"The Sea at Mombasa is as blue as cornflower," wrote Isak Dinesen, "and, outside the inlet to the harbour, the long breakers of the Indian Ocean draw a thin crooked white line, and give out a low thunder even in the calmest weather." Vast, untamed, mysterious, and profoundly beautiful, Africa has always exerted a powerful sway over its Western admirers. And the dual nature of the Dark Continent reflected in Dinesen's lines--a paradise with a dark, forbidding undercurrent--has for three centuries inspired what John A. Murray now reveals as a unique literary genre. In Wild Africa he combines a diverse sampling from this rich trove of African nature and travel writing with traditional myths and stories in fashioning a book that brings to life the spirit of the African wilderness.
In these pages the reader will share the experiences of the most intrepid adventurers as they endure the weather (as hot as 137 Farenheit in the Sahara), the dangerous animals (lions, crocodiles, and cobras), parasites (tapeworms, leeches), and nature's most potent arsenal of biological weaponry (cerebral malaria, sleeping sickness, dengue fever). The writings gathered in this book reflect not only these extremes of the land, but the extremes of human experience as well--or what Joseph Conrad described as the "joy, fear, sorrow, devotion, valour, rage" that is amplified in the wilds of Africa. Here we follow John Barrow on his 1797 search for the unicorn he believed could be found in South Africa; watch as Dr. David Livingstone is mauled by a lion prior to his discovery of Victoria Falls ("besides crunching the bone into splinters, he left eleven teeth wounds in the upper part of my arm"); and accompany Teddy Roosevelt on a 1909 safari in which 512 animals were killed for the Smithsonian's permanent collection.
The personalities we encounter are also unforgettable, from the formidable Scottish explorer Mungo Park, to the famed big-game hunter J.H. Patterson (whose fatal love triangle with Mr. and Mrs. Audley James Blyth was the basis for Hemingway's "The Short Happy Life of Francis Macomber"), to contemporary biologist Delia Owens (who protests the incursion into the Kalihari of would-be uranium miners). Murray seamlessly weaves these disparate voices into a passionate whole, a book which in the end becomes an eloquent plea for the further conservation of Africa's immense yet dwindling natural resources.
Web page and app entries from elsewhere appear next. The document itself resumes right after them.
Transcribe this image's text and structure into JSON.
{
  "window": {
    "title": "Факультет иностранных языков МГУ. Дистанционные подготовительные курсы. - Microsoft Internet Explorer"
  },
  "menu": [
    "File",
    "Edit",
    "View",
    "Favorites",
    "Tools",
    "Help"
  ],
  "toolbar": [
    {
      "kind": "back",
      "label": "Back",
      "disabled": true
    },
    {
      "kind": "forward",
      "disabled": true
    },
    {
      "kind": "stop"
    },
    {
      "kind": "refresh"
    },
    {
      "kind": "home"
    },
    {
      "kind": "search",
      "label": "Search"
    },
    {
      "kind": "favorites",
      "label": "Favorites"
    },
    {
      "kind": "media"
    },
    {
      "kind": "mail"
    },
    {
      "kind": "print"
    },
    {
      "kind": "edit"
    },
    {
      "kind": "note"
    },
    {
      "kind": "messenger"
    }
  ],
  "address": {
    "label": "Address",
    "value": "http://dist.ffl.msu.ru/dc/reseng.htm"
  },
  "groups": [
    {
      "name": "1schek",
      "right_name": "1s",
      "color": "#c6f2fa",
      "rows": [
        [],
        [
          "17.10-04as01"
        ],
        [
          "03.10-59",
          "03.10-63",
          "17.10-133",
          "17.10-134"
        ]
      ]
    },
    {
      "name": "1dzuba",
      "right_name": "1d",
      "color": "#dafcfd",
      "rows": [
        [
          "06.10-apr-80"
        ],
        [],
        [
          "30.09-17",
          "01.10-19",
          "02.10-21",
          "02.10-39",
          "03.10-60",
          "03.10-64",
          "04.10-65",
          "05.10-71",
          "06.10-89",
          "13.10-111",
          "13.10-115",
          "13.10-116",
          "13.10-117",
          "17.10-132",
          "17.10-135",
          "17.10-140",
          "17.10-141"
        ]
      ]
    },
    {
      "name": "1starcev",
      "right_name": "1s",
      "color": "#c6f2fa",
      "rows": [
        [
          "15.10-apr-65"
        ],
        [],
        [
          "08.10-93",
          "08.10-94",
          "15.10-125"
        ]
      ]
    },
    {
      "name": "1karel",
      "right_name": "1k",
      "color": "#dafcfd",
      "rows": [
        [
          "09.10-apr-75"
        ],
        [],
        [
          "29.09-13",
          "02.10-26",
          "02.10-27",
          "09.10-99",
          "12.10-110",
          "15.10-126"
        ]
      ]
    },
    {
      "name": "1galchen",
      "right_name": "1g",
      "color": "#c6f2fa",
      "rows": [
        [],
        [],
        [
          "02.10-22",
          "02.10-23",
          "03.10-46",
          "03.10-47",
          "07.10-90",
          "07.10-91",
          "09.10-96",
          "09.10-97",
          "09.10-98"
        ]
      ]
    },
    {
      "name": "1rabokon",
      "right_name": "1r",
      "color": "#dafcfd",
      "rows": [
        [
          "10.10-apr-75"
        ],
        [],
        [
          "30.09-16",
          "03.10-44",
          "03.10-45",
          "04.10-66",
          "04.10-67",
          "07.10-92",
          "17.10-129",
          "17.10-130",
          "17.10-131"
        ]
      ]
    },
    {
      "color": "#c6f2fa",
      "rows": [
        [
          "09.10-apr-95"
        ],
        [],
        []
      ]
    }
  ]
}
Above all, it is the beauty of Africa that intrigues us most, the majesty of the Nile, the exotic wildlife of the Serengeti Plain, the gorillas in the mists of Rwanda. Wild Africa is a rare delight.show more